Jack Miller

Jack Miller, Austrian MotoGP 

The race was turned on its head. Espargaro stayed out on slicks, as did Rossi, Lecuona and Marini, making the unlikeliest of top fives. And they were so close. Turn one was the scene of Marquez’s unravelling on the penultimate lap. And starting the last, the rain had intensified so as to slow the leaders’ pace to a crawl. That led to the unlikeliest of scenes as Bagnaia, Martin and Mir – their wets now working well – sliced through the top ten with ease, Bagnaia rescuing second ahead of Martin and Mir.

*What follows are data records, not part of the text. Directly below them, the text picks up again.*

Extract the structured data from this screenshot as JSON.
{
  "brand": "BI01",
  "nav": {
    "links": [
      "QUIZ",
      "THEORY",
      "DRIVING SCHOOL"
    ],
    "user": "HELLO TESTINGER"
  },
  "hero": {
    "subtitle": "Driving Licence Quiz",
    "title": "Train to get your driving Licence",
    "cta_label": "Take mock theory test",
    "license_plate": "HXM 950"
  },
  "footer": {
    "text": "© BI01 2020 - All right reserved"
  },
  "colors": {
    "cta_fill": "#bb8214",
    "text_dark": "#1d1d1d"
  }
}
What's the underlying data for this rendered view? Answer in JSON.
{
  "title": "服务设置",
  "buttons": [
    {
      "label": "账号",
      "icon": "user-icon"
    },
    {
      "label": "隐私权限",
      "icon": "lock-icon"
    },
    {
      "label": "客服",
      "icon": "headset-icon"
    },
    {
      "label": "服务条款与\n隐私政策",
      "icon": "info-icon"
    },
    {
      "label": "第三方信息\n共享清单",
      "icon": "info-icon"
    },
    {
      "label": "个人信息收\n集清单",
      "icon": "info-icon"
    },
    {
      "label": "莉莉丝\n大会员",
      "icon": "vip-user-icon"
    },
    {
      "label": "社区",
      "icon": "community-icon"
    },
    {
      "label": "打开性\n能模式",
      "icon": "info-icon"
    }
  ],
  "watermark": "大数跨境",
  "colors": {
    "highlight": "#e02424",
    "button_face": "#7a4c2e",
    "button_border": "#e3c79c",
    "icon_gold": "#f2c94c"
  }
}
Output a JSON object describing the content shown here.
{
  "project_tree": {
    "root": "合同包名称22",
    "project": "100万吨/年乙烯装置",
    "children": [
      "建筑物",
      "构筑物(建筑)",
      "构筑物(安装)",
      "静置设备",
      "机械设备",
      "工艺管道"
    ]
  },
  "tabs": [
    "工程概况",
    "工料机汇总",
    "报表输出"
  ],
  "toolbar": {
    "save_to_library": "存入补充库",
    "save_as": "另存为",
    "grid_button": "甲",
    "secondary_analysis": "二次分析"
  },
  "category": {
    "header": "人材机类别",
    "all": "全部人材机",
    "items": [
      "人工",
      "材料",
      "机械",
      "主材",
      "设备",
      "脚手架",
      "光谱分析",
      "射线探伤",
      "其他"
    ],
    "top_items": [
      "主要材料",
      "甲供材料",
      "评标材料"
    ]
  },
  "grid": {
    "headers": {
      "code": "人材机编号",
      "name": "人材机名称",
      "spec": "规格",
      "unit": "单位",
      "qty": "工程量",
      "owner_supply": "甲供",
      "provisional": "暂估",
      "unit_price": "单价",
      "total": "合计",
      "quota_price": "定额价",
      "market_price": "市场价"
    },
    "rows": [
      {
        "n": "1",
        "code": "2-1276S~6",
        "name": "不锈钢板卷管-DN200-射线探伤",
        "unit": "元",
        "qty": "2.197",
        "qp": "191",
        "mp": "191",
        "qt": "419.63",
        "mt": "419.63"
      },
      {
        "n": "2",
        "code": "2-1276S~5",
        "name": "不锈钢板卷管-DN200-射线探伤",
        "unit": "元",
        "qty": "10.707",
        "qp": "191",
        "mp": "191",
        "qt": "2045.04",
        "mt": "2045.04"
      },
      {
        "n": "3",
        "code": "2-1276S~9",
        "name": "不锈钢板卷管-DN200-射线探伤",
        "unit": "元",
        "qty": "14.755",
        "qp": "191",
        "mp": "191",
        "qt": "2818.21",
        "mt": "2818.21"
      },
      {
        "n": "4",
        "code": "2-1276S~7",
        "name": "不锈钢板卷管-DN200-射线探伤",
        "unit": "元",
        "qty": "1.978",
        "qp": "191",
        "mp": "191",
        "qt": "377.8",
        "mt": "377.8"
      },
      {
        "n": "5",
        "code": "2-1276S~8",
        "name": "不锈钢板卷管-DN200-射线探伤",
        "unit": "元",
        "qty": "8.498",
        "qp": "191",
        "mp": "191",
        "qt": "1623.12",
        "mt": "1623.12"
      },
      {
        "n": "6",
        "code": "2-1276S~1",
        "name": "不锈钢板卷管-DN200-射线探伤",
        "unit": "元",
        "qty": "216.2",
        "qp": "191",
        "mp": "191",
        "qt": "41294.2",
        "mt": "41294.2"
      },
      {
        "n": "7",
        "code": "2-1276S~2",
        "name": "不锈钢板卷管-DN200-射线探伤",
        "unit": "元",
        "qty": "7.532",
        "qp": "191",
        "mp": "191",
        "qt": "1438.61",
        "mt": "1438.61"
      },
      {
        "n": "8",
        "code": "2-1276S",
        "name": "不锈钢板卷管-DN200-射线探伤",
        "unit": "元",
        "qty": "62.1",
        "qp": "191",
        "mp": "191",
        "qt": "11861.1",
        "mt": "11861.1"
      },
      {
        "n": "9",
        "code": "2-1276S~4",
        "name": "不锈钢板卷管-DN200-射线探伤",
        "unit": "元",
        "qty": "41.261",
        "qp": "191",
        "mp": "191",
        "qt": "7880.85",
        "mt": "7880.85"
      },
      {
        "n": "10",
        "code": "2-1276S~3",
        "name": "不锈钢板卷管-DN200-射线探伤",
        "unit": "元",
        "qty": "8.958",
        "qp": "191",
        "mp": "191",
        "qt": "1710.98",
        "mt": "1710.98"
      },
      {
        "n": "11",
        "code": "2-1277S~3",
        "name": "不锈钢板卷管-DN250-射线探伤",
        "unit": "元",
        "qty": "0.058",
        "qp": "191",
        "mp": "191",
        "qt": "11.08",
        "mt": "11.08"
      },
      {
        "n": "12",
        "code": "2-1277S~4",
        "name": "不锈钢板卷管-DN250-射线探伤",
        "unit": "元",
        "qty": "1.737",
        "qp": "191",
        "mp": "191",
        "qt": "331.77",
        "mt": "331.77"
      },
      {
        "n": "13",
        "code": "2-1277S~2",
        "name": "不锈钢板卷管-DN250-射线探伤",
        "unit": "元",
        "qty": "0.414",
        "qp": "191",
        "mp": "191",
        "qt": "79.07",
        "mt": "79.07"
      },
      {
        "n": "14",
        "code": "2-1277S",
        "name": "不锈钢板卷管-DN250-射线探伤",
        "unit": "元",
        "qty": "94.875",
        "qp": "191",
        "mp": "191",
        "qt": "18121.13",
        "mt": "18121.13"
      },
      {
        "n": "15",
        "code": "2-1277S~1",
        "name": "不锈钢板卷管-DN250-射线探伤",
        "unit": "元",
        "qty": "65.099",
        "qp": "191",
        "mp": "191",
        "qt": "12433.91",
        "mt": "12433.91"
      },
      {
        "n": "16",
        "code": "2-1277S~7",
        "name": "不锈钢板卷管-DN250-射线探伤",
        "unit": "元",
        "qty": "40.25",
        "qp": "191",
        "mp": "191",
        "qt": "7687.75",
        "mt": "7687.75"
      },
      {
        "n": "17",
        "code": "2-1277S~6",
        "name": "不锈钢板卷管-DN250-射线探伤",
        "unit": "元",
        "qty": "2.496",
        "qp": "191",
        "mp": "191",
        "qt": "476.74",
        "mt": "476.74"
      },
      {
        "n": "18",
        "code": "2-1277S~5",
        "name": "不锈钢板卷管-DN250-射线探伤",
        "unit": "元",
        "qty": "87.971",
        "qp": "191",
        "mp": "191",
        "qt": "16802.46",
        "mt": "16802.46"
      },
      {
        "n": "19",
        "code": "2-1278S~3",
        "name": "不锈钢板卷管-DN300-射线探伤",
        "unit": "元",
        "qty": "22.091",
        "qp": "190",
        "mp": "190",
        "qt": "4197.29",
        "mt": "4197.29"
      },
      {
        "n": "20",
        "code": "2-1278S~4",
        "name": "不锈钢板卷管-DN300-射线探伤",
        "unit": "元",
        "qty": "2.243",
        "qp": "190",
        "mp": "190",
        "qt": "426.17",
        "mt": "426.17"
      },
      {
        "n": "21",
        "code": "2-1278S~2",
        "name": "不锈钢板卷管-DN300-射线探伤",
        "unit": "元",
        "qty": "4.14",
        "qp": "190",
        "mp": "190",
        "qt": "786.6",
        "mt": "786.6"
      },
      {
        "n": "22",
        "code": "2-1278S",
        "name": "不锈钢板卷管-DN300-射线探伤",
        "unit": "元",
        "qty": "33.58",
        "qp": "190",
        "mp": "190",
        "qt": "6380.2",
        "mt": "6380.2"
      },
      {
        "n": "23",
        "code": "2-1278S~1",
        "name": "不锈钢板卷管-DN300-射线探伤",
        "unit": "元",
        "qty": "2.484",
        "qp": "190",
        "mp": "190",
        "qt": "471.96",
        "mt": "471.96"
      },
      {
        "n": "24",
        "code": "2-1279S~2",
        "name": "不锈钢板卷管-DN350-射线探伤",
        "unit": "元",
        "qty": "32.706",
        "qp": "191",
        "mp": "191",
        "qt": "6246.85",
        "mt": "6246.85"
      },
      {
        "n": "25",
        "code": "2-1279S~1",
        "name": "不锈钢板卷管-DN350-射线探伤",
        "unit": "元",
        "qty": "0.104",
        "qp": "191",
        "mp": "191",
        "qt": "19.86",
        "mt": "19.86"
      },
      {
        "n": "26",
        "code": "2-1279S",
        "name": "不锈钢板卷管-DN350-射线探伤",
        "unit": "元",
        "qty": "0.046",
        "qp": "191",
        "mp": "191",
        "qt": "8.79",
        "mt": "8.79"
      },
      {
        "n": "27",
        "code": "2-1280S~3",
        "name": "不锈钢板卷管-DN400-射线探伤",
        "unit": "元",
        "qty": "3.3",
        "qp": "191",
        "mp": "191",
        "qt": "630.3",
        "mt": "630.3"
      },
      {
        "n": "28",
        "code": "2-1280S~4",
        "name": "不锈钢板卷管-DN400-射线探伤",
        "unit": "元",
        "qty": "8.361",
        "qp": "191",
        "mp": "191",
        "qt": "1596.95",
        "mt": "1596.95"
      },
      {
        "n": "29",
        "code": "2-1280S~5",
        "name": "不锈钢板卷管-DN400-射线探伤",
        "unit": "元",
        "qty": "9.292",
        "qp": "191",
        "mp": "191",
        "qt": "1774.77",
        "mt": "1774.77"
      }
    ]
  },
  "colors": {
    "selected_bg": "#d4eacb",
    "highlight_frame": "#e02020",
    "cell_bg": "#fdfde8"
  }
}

But Binder was the star, winning by 12s. “Sometimes you’ve got to take the gamble, and today it worked,” he said. Bagnaia was in awe of his bravery. “He did something incredible today,” he acknowledged. “I just tried to warm up the tyres, and the last laps I overtook nine riders. I enjoyed it a lot.” Martin was similarly thrilled with his late salvage. “I arrived to the group in corner seven and I passed six, seven riders in two corners. I was super happy with third, even more than last week because I didn’t expect that.” Mir grabbed fourth, with Marini a career best fifth, Lecuona likewise in sixth. Quartararo extended his title advantage with seventh with Rossi a season best eighth. Alex Marquez (LCR Honda) and Espargaro completed the top ten.

Aleix Espargaro, Austrian MotoGP

Quartararo (181 points) is this fortnight’s big winner, and has 47 points in hand over Bagnaia (134) and Mir (134), and 49 over Zarco (132).

Binder wins in Austria

Brad Binder , MotoGP race, Austrian MotoGP, 15 August 2021